• Description of the task: Please retype, word for word, the line containing "Parse this screenshot: output" and every line after it through the end of the records, leaving out all pictures.

Source records
=======

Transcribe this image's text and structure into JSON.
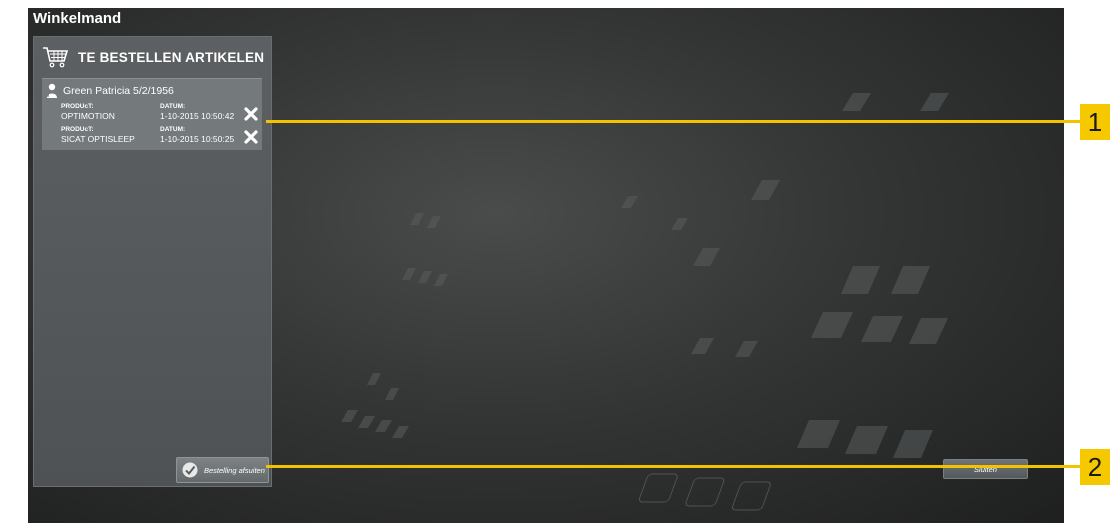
{
  "window": {
    "title": "Winkelmand"
  },
  "cart": {
    "title": "TE BESTELLEN ARTIKELEN",
    "patient": "Green Patricia 5/2/1956",
    "orders": [
      {
        "product_label": "PRODUcT:",
        "product": "OPTIMOTION",
        "date_label": "DATUM:",
        "date": "1-10-2015 10:50:42"
      },
      {
        "product_label": "PRODUcT:",
        "product": "SICAT OPTISLEEP",
        "date_label": "DATUM:",
        "date": "1-10-2015 10:50:25"
      }
    ],
    "confirm_label": "Bestelling afsuiten"
  },
  "close_label": "Sluiten",
  "callouts": [
    "1",
    "2"
  ],
  "colors": {
    "callout": "#f5c800",
    "panel": "#565a5c",
    "background": "#343535"
  }
}
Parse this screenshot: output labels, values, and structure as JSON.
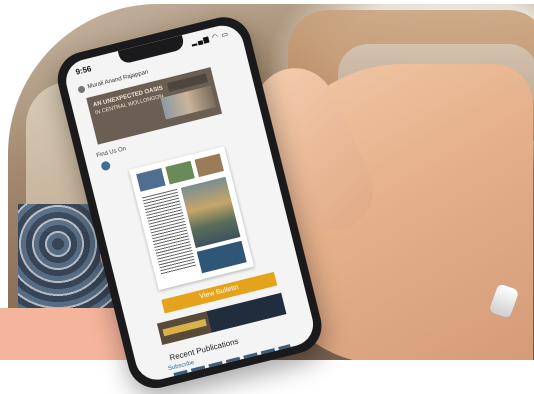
{
  "status": {
    "time": "9:56",
    "icons": "▂▄▆ ◠ ▭"
  },
  "user": {
    "name": "Murali Anand Rajappan"
  },
  "ad_top": {
    "line1": "AN UNEXPECTED OASIS",
    "line2": "IN CENTRAL WOLLONGON"
  },
  "section": {
    "find_us": "Find Us On"
  },
  "bulletin": {
    "button_label": "View Bulletin"
  },
  "publications": {
    "title": "Recent Publications",
    "subscribe": "Subscribe"
  }
}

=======

• Task response:
Parse this screenshot: output labels, values, and structure as JSON.
{
  "status": {
    "time": "9:56",
    "icons": "▂▄▆ ◠ ▭"
  },
  "user": {
    "name": "Murali Anand Rajappan"
  },
  "ad_top": {
    "line1": "AN UNEXPECTED OASIS",
    "line2": "IN CENTRAL WOLLONGON"
  },
  "section": {
    "find_us": "Find Us On"
  },
  "bulletin": {
    "button_label": "View Bulletin"
  },
  "publications": {
    "title": "Recent Publications",
    "subscribe": "Subscribe"
  }
}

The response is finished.